Pinot Gris: think petite Gewurtz! The body and spice of its bodacious brother, but with higher acidity (yay! great for food and freshness) and a bit less of everything. I love Pinot Gris. Think peaches and apricot, but with a good, fat mid-palate and this hint of something savoury like smoke. Yum. Can be off-dry, but more typically bone dry. A great place to start into Alsace's more adventurous, full-bodied grapes - in contrast, to its lean mean badass sister, Riesling.
Pinot Blanc: the workhorse of Alsace! Easy to grow, base of the sparkling wine you find in the region. Simple, good-tasting, dry wines. Salty and pleasant. Hot day? Summer salad? Pinot Blanc is cheap and your friend, go there.
lastly Muscat: the fermented grape that tastes like grapes! Dry, grapey, musky. Very small production, but a fun weird and wonderful thing if you get a good example. I would laugh and be impressed if someone brought this to me as a dinner party gift. Muscat can also be gross, so as a rule, pay at least $20 or risk peril.
3. Wait a second: why are these varietals all white and high acid?! Geography and climate, of course. Alsace is isolated in the north-east corner of France. It is separated from the rest of France by the quite ominous Vosges Mountains and from Germany by the Rhine river. Its northern latitude makes it very cold (average of 16 degrees during harvest), so grapes take a long time to ripen, developing complex flavours and keeping their high acid - this compared to very warm climates that ripen grapes very quickly, but have no acidity and are the dictionary definition of flabby, if the dictionary lived in your unimpressed mouth, i.e., why there is no wine in Costa Rica. The mountains also act as a rain shadow, which is super important for the long growing season. The dry weather (the driest in France!) allows for grapes to grow happily for a long time without disaease pressure - this is why Alsace is the seat of organic and biodynamic production in France. Why spray when you don't need to?

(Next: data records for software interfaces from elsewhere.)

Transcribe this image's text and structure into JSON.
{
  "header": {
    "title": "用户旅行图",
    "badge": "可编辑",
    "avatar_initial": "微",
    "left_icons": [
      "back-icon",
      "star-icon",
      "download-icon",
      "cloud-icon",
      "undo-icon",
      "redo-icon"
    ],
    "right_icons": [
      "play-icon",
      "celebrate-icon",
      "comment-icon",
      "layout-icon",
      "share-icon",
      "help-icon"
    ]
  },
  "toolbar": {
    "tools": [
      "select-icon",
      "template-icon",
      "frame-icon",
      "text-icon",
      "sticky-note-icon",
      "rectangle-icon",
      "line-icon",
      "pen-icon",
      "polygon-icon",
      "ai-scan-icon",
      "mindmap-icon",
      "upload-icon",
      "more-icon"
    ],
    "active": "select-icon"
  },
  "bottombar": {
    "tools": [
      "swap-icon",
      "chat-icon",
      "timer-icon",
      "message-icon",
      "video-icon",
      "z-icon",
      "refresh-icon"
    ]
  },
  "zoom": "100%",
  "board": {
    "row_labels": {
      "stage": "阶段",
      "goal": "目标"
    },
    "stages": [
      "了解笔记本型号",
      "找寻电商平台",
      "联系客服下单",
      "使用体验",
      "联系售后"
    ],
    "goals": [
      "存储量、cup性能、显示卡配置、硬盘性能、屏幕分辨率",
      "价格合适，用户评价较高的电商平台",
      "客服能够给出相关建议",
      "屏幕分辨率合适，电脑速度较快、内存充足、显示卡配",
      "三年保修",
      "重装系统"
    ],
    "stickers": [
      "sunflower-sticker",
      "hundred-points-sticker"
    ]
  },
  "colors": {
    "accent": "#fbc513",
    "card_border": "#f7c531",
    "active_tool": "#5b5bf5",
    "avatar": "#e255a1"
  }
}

4. On sweetness. Typically these wines were always dry! It was actually a great way to differentiate them from their German counterparts. BUT, as the world goes sweeter - apothic, dear god, apothic SO SWEET GUYS JUST STOP IT, the coke of wine - and global warming keeps coming (Alsace has seen an average temperature rise of .6% over the past 40 years - this is a huge!) these wines are getting sweeter. In general, Riesling, Pinot Blanc and Muscat should be dry. So should Pinot Gris, but you can see some sweet ones. Gewurtz is ususally a bit sweet. Best bet, ask your wine store. This is one of the labeling probelms of Alsace, they should really better communicate perceived sweetness to customers. Alas. The French.
4. There is a Grand Cru, but don't trust it. There are 51 Grand Cru vineyard sites that can be labelled "Alsace Grand Cru", some are really great, but the area of each Grand Cru is MASSIVE and not all bits of it are created equal. This means that Grand Cru is not an indication of high quality, but it can be. The worst, right?! The system is so flawed that some producers like Hugel mercilessly campagn against it and refuse to label their Grand Cru wines "Grand Cru", as the crappier examples lower the reputation of the region as a whole and are deceiving to customers. All that to say, sorry I can't help. :( If you want great Grand Cru Weinbach and Zind-Humbrecht are great fail-safes and grab a badass wine from Alsace bad-body Marcel Deiss if you can.
5. These high acid, aromatic wines are AWESOME for rich food. As such, for #SundayDinner with my only three friends in Vancouver we made Choucroute garnie. Think all of the sauerkrout in Granville Island plus all the meat and then more meat. It was kind of disgusting and way too much, but also delicious and amazing and the best. Here are some silly photos.
Phew! So what do you think? Alsace, right!? Go buy some and report back, kk?